Source data Block Start

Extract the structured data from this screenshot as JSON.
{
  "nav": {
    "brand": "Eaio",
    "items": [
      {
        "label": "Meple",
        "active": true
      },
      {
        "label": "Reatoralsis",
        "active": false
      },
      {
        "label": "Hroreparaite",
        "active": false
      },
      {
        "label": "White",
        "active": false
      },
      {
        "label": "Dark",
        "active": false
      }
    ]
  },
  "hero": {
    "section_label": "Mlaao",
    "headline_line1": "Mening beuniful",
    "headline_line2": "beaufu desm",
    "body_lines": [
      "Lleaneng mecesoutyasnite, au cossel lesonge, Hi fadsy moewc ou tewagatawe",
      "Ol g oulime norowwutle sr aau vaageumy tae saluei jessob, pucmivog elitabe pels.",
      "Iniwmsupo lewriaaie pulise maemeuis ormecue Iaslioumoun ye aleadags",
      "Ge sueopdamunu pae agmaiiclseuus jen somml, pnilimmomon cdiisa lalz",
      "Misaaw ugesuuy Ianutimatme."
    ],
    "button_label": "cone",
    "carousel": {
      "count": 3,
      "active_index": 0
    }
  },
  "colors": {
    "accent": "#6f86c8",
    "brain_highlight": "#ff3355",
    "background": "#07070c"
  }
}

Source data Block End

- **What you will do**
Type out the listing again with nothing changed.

- **Task output**
Extract the structured data from this screenshot as JSON.
{
  "nav": {
    "brand": "Eaio",
    "items": [
      {
        "label": "Meple",
        "active": true
      },
      {
        "label": "Reatoralsis",
        "active": false
      },
      {
        "label": "Hroreparaite",
        "active": false
      },
      {
        "label": "White",
        "active": false
      },
      {
        "label": "Dark",
        "active": false
      }
    ]
  },
  "hero": {
    "section_label": "Mlaao",
    "headline_line1": "Mening beuniful",
    "headline_line2": "beaufu desm",
    "body_lines": [
      "Lleaneng mecesoutyasnite, au cossel lesonge, Hi fadsy moewc ou tewagatawe",
      "Ol g oulime norowwutle sr aau vaageumy tae saluei jessob, pucmivog elitabe pels.",
      "Iniwmsupo lewriaaie pulise maemeuis ormecue Iaslioumoun ye aleadags",
      "Ge sueopdamunu pae agmaiiclseuus jen somml, pnilimmomon cdiisa lalz",
      "Misaaw ugesuuy Ianutimatme."
    ],
    "button_label": "cone",
    "carousel": {
      "count": 3,
      "active_index": 0
    }
  },
  "colors": {
    "accent": "#6f86c8",
    "brain_highlight": "#ff3355",
    "background": "#07070c"
  }
}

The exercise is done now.